Last but not least, piglet livability can be increased by a range of management solutions. Sow management factors may include good farrowing room hygiene, minimizing stress around farrowing, or monitoring sow behavior to reduce the crushing risk. For piglet management, providing a heated nest area, split suckling or fostering soon after birth if it is necessary or providing supplementary creep feed rank high on importance (Kirkden 2013). Piglet livability is of value not only for economic reasons but also because of animal welfare and ethical aspects. The application of the newest knowledge in sow nutrition has shown to be an effective tool in improving piglet vitality.


Craig, A., Henry, W., & Magowan, E. (2016). Effect of phase feeding and valine-to-lysine ratio during lactation on sow and piglet performance. Journal of Animal Science, 94(9), 3835-3843.

Fan, Z. Y., Yang, X. J., Kim, J., Menon, D., & Baidoo, S. K. (2016). Effects of dietary tryptophan: lysine ratio on the reproductive performance of primiparous and multiparous lactating sows. Animal reproduction science, 170, 128-134.

Han, M., Song, P., Huang, C., Rezaei, A., Farrar, S., Brown, M. A., & Ma, X. (2016). Dietary grape seed proanthocyanidins (GSPs) improve weaned intestinal microbiota and mucosal barrier using a piglet model. Oncotarget.

Kirkden, R. D., Broom, D. M., & Andersen, I. L. (2013). Invited review: piglet mortality: management solutions. Journal of animal science, 91(7), 3361-3389.

Theil, P. K., Lauridsen, C., & Quesnel, H. (2014). Neonatal piglet survival: impact of sow nutrition around parturition on fetal glycogen deposition and production and composition of colostrum and transient milk. Animal, 8(07), 1021-1030.

Tu, P. K., Duc, N. L., Hendriks, W. H., Van der Peet-Schwering, C. M. C., & Verstegen, M. W. A. (2010). Effect of dietary lysine supplement on the performance of Mong Cai sows and their piglets. Asian-Australian Journal of Animal Science, 23, 385-395.

Vadmand, C. N., Krogh, U., Hansen, C. F., & Theil, P. K. (2015). Impact of sow and litter characteristics on colostrum yield, time for onset of lactation, and milk yield of sows. Journal of animal science, 93(5), 2488-2500.

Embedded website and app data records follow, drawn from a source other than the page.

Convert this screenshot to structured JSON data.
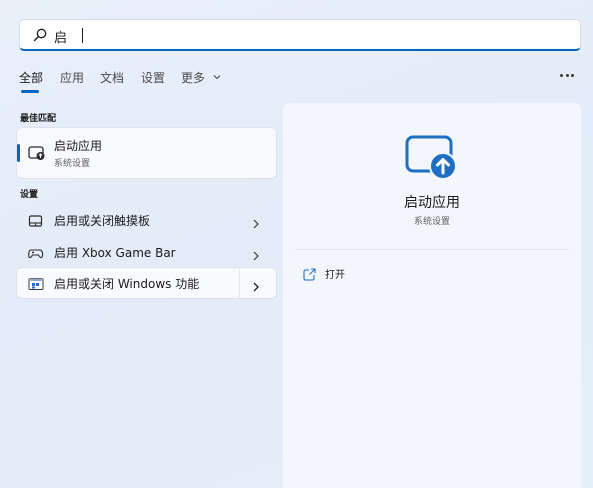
{
  "search": {
    "query": "启"
  },
  "filters": {
    "items": [
      {
        "label": "全部",
        "active": true
      },
      {
        "label": "应用"
      },
      {
        "label": "文档"
      },
      {
        "label": "设置"
      },
      {
        "label": "更多"
      }
    ]
  },
  "best_match": {
    "heading": "最佳匹配",
    "title": "启动应用",
    "subtitle": "系统设置",
    "icon": "startup-apps-icon"
  },
  "settings_section": {
    "heading": "设置",
    "items": [
      {
        "label": "启用或关闭触摸板",
        "icon": "touchpad-icon"
      },
      {
        "label": "启用 Xbox Game Bar",
        "icon": "game-bar-icon"
      },
      {
        "label": "启用或关闭 Windows 功能",
        "icon": "windows-features-icon"
      }
    ]
  },
  "preview": {
    "title": "启动应用",
    "subtitle": "系统设置",
    "icon": "startup-apps-icon",
    "actions": [
      {
        "label": "打开",
        "icon": "open-external-icon"
      }
    ]
  },
  "colors": {
    "accent": "#0067c0",
    "background": "#e6eef9",
    "card": "#f8fafd"
  }
}
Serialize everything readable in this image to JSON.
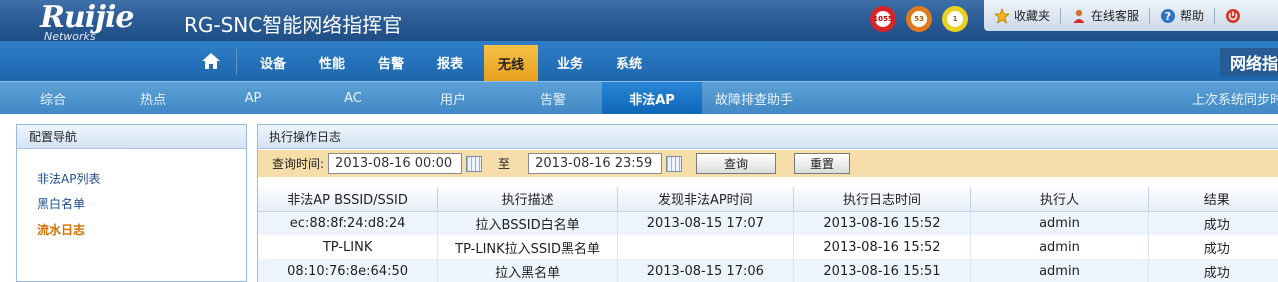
{
  "header": {
    "brand": "Ruijie",
    "brand_sub": "Networks",
    "title": "RG-SNC智能网络指挥官",
    "badges": [
      "1055",
      "53",
      "1"
    ],
    "links": [
      {
        "label": "收藏夹",
        "icon": "star-icon"
      },
      {
        "label": "在线客服",
        "icon": "support-person-icon"
      },
      {
        "label": "帮助",
        "icon": "help-icon"
      }
    ]
  },
  "nav": {
    "items": [
      "设备",
      "性能",
      "告警",
      "报表",
      "无线",
      "业务",
      "系统"
    ],
    "active": "无线",
    "right_label": "网络指挥"
  },
  "subnav": {
    "items": [
      "综合",
      "热点",
      "AP",
      "AC",
      "用户",
      "告警",
      "非法AP",
      "故障排查助手"
    ],
    "active": "非法AP",
    "sync_text": "上次系统同步时"
  },
  "left": {
    "title": "配置导航",
    "links": [
      "非法AP列表",
      "黑白名单",
      "流水日志"
    ],
    "active": "流水日志"
  },
  "main": {
    "title": "执行操作日志",
    "query_label": "查询时间:",
    "start_value": "2013-08-16 00:00",
    "to_label": "至",
    "end_value": "2013-08-16 23:59",
    "query_button": "查询",
    "reset_button": "重置",
    "columns": [
      "非法AP BSSID/SSID",
      "执行描述",
      "发现非法AP时间",
      "执行日志时间",
      "执行人",
      "结果"
    ],
    "rows": [
      [
        "ec:88:8f:24:d8:24",
        "拉入BSSID白名单",
        "2013-08-15 17:07",
        "2013-08-16 15:52",
        "admin",
        "成功"
      ],
      [
        "TP-LINK",
        "TP-LINK拉入SSID黑名单",
        "",
        "2013-08-16 15:52",
        "admin",
        "成功"
      ],
      [
        "08:10:76:8e:64:50",
        "拉入黑名单",
        "2013-08-15 17:06",
        "2013-08-16 15:51",
        "admin",
        "成功"
      ]
    ]
  },
  "colors": {
    "nav_bg": "#1d66ad",
    "nav_active": "#f0b030",
    "subnav_active": "#0f67b8",
    "query_bar": "#f5deaa",
    "active_link": "#d86e00"
  }
}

Zhao, Y. (2011). Oxidative Stress Status and Reproductive Performance of Sows. Ph.D. dissertation, North Carolina State University